Search the records for the word "likes". Copy every line where it appears.

(Beginning of DATASET EXTRACT)

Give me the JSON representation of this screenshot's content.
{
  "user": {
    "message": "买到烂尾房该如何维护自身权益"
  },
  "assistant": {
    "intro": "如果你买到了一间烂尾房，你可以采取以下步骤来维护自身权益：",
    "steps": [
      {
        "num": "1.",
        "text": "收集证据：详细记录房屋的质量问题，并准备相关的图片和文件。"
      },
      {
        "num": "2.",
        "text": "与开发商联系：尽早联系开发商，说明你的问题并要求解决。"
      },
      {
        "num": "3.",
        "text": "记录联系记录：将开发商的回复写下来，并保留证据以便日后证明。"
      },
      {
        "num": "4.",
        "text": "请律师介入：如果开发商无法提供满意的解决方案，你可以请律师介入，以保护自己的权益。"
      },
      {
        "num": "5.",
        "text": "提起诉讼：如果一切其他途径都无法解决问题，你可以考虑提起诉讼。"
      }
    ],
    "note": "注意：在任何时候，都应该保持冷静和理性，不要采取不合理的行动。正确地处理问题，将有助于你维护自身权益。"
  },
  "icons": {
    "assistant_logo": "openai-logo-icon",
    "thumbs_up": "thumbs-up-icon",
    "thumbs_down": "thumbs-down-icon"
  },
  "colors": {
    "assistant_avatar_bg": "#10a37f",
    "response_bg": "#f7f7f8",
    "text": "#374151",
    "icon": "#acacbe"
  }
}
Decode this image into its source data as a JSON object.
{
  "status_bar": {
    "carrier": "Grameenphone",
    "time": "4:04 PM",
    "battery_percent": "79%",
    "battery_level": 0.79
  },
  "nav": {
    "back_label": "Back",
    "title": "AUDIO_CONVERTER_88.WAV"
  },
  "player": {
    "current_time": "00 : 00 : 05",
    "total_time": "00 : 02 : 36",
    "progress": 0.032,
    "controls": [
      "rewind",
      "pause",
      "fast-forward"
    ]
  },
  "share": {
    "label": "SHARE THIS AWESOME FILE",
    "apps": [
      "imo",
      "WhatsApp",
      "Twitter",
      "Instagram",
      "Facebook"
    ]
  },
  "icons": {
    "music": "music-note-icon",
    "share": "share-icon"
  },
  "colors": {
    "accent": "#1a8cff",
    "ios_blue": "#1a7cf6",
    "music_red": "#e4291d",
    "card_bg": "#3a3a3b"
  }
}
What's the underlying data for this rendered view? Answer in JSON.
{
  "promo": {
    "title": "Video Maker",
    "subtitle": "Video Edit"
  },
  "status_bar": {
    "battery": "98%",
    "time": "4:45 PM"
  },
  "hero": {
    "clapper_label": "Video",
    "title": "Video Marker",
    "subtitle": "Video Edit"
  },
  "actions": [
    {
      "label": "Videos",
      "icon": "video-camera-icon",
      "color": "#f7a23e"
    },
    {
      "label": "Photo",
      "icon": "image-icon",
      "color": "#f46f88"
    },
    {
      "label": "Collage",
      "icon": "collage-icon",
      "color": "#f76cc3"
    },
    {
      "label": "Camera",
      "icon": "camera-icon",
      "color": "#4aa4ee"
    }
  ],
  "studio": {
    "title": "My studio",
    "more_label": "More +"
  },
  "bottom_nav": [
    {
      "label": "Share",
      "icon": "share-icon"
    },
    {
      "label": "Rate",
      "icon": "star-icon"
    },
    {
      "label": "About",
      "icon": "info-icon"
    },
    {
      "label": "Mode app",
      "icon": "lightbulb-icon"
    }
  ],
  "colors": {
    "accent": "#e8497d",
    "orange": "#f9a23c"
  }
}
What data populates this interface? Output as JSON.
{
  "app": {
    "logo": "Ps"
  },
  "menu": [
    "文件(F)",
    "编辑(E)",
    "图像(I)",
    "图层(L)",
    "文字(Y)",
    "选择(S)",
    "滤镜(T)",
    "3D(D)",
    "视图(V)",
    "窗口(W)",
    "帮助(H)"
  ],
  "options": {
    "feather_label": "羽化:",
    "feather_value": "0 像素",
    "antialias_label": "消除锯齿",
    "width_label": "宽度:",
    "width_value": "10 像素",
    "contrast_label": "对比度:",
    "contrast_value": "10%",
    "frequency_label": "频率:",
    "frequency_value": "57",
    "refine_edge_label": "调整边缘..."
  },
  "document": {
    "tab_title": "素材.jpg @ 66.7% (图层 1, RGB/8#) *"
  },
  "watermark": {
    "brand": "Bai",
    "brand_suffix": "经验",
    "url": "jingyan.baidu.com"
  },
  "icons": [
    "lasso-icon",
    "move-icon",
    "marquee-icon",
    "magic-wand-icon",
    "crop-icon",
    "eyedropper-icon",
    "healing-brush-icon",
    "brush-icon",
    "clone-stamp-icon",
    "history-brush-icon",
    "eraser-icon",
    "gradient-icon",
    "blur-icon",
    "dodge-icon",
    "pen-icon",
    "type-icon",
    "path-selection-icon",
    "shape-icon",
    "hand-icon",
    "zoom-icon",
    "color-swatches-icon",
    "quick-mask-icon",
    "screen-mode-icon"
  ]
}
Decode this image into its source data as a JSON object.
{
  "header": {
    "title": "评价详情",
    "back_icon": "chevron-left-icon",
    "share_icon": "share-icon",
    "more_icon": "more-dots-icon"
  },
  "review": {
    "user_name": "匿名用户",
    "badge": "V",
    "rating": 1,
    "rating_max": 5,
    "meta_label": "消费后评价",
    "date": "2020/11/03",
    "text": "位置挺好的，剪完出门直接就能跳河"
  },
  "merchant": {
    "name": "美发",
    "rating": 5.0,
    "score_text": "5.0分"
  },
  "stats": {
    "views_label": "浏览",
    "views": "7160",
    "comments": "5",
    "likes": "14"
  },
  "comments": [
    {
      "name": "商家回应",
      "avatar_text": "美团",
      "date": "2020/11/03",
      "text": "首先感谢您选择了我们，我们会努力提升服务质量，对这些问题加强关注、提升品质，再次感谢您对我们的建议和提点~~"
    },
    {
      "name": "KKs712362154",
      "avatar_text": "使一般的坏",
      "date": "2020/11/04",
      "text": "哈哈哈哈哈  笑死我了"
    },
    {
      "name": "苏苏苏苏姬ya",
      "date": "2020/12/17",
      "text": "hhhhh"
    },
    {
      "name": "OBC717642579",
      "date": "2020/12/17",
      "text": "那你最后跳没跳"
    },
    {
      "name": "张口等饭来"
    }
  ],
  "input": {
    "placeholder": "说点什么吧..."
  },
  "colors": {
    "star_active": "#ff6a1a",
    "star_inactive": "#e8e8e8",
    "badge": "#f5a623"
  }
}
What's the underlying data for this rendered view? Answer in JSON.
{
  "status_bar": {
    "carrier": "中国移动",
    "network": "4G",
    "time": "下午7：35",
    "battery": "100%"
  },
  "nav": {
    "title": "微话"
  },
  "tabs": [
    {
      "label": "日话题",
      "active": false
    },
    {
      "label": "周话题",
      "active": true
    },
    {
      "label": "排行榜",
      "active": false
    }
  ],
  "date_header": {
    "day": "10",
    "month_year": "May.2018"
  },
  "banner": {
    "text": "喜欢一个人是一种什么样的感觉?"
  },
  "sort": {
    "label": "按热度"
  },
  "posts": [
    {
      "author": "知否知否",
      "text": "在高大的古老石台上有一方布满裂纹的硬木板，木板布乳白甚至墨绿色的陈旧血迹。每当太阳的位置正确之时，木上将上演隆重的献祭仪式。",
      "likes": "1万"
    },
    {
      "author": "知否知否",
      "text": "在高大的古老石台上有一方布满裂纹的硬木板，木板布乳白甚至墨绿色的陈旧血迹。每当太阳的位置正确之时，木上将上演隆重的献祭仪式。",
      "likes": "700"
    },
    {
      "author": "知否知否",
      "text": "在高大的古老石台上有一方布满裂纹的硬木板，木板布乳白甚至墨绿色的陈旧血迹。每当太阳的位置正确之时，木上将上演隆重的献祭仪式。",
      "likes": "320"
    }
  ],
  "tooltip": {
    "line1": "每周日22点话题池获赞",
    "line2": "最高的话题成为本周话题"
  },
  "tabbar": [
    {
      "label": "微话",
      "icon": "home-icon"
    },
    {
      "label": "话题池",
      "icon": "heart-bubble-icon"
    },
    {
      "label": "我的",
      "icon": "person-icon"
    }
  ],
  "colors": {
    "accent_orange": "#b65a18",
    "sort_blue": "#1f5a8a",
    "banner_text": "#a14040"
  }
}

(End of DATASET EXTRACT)

REPLY >>
    "likes": "14"
      "likes": "1万"
      "likes": "700"
      "likes": "320"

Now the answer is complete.